in the family entice her with things like ice cream. Olive's brother
Dwayne (Paul Dano) is a misanthropic nihilist who reads Fredrich Nietzsche and
hasn't uttered a word for nine months. When Frank (Steve Carell) a gay
suicidal Marcel Proust scholar, asks him why, Dwayne nods towards a large
artist's rendering of Nietsche. "You won't speak because of Friedrich
Nietzsche?" Frank replies quixotically. Richard's foul-mouthed father
(played exquisitely by Alan Arkin) is not bashful about using curse-words in
front of young Olive. "How many girls have you f----d?", he asks Dwayne at
one point. These and many other exchanges between these six memorable
characters -- and Toni Collette as Olive's mother tries to hold this wildly
eclectic family together as Sheryl, the spouse of Richard -- make "Little Miss
Sunshine" a film singular in its entertainment -- mostly humorous, but also with
reflection and some pain in this family, whose relationship with each other
begins as strained and as far apart as the distance between Albuquerque and
Redondo Beach but narrows as the journey progresses.
Family matters: the actors around
the table; and right, Greg Kinnear, Toni Collette, Steve Carell and Paul Dano
cheer on Abigail Breslin.
Some of the funniest lines are the ones that
are written down and not spoken. Michael Arndt's excellent screenplay (his
ear for depth of character and dialogue is significant) features some terrific
lines which Dwayne writes on his note pad, since he deliberately chooses not to
talk as a promise until he gets enrolled in the Air Force. Among his more

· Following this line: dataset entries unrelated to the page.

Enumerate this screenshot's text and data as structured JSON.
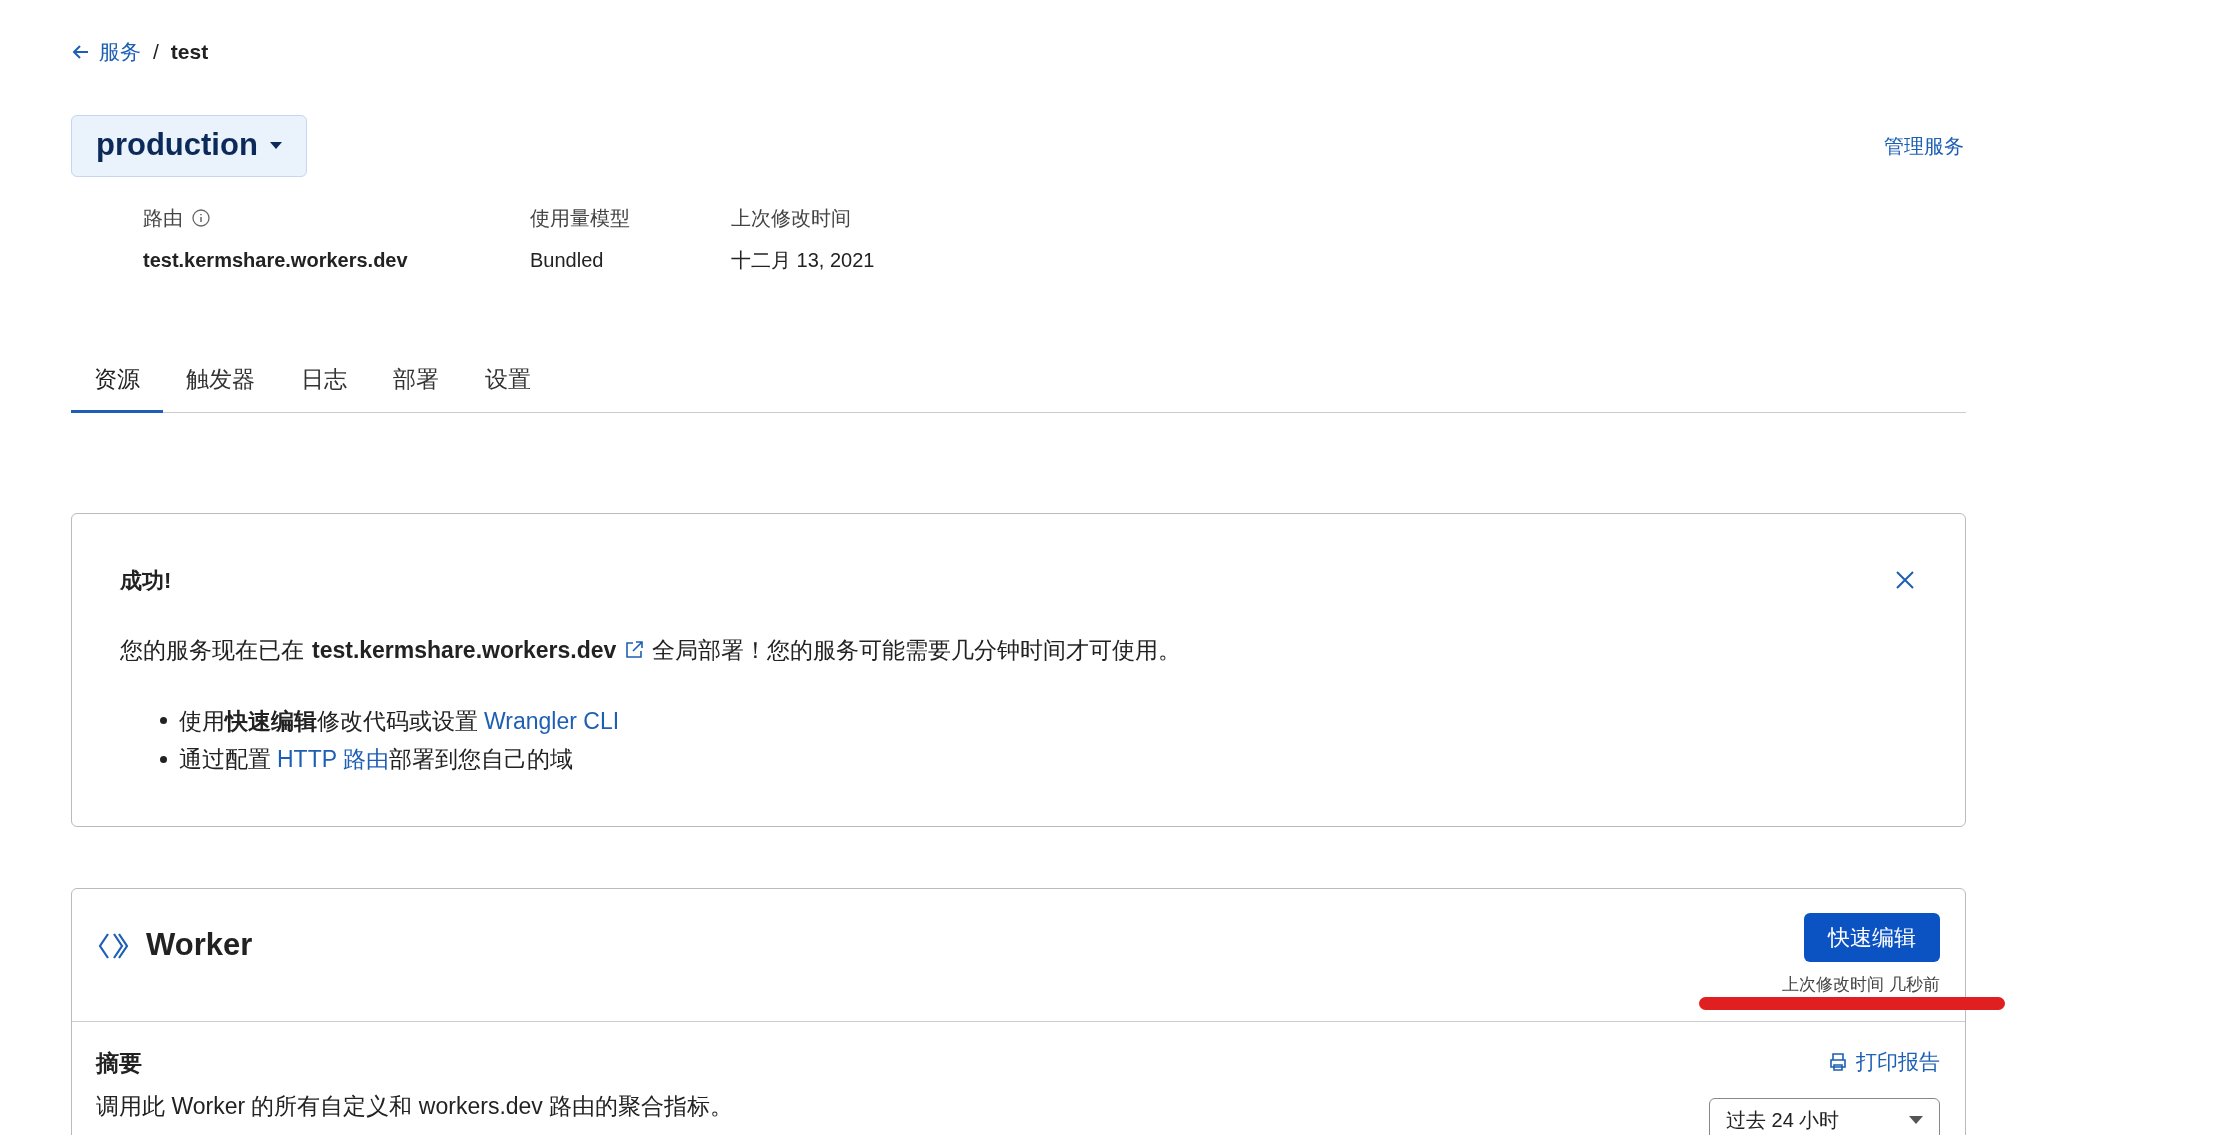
{
  "breadcrumb": {
    "back": "服务",
    "separator": "/",
    "current": "test"
  },
  "environment": {
    "label": "production"
  },
  "manage_link": "管理服务",
  "meta": [
    {
      "label": "路由",
      "value": "test.kermshare.workers.dev",
      "info": true,
      "bold": true
    },
    {
      "label": "使用量模型",
      "value": "Bundled",
      "info": false,
      "bold": false
    },
    {
      "label": "上次修改时间",
      "value": "十二月 13, 2021",
      "info": false,
      "bold": false
    }
  ],
  "tabs": [
    {
      "label": "资源",
      "selected": true
    },
    {
      "label": "触发器",
      "selected": false
    },
    {
      "label": "日志",
      "selected": false
    },
    {
      "label": "部署",
      "selected": false
    },
    {
      "label": "设置",
      "selected": false
    }
  ],
  "alert": {
    "title": "成功!",
    "message_before": "您的服务现在已在",
    "domain": "test.kermshare.workers.dev",
    "message_after": "全局部署！您的服务可能需要几分钟时间才可使用。",
    "bullets": [
      {
        "before": "使用**快速编辑**修改代码或设置",
        "link": "Wrangler CLI"
      },
      {
        "before": "通过配置",
        "link": "HTTP 路由",
        "after": "部署到您自己的域"
      }
    ]
  },
  "worker": {
    "title": "Worker",
    "quick_edit": "快速编辑",
    "last_modified": "上次修改时间 几秒前",
    "highlighted": true,
    "summary_title": "摘要",
    "summary_text": "调用此 Worker 的所有自定义和 workers.dev 路由的聚合指标。",
    "print_report": "打印报告",
    "range": "过去 24 小时"
  }
}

memorable scribbles: "I Hate Everybody" and "Go Hug Mom". During the road
trip, Richard finds that there is a very fine line between winning and losing,
which puts his career and other work aspirations to the test. When he
relentlessly seeks approval of an idea he shopped to an executive, he is shot
down -- but his resolve only makes his desire to help his daughter Olive attain
her goal of getting to and winning the beauty pageant that much stronger.
During this two-day road trip there is
adventure of farcical proportions, most notably at a hospital --- this episode
provides numerous opportunities for an audience to let loose with laughter.
"Little Miss Sunshine" is composed of five or six-minute scenes shot mostly in a
5 or 6-shot composition (five or six people in a frame). The directors use an
economy of unbroken shots to give their film an intimate feel, as if we are
watching a home video of this family's every move. At times, it appears as
if we are doing just that. There is remarkable chemistry between the
performers, especially in scenes between the incredible Abigail Breslin (a
wonderkind actor of just 9 years old whose naturalism and poise is truly
amazing) as Olive, and Alan Arkin as Olive's grandfather, and Steve Carell (who
is noteworthy here for his acting in his role as Frank) and Paul Dano (as
Dwayne). They are family. That the actors were together on
the shoot for just over 30 days is a tribute to the directors' ability to
cultivate an environment of intimacy and realism -- the personalities of the
characters portrayed by the actors comes vividly alive, and Mr. Arndt's script
is a great platform for them.
Considering that the film is the first feature-length film shot by Mr. Dayton
and Ms. Faris, whose expertise is in television commercials and music videos,
"Little Miss Sunshine" is not only a tremendous crowd-pleasing entertainment
reminiscent of kind of audience euphoria fueled by "The Full Monty", but it is
the best film of the summer. The music from DeVotchka is lively and at
times moving, and Mychael Danna's original score fits this story of family and
character perfectly. Life is the ultimate trip, and the eyes of Faris and
Dayton, it is the experience of that journey that is most rewarding.
Likewise, experiencing "Little Miss Sunshine" will be the ultimate reward for
audiences starved of clear stories, authentic characters, belly laughs,
contagious energy and terrific writing and acting.
For more on "Little Miss Sunshine" and the
filmmakers Jonathan Dayton and Valerie Faris, click
Copyright 2006. PopcornReel.com.
All Rights Reserved.
"Little Miss Sunshine" is rated R by the Motion Picture Association of
America, for language, sex and drug content. The film runs for about one
hour and 41 minutes.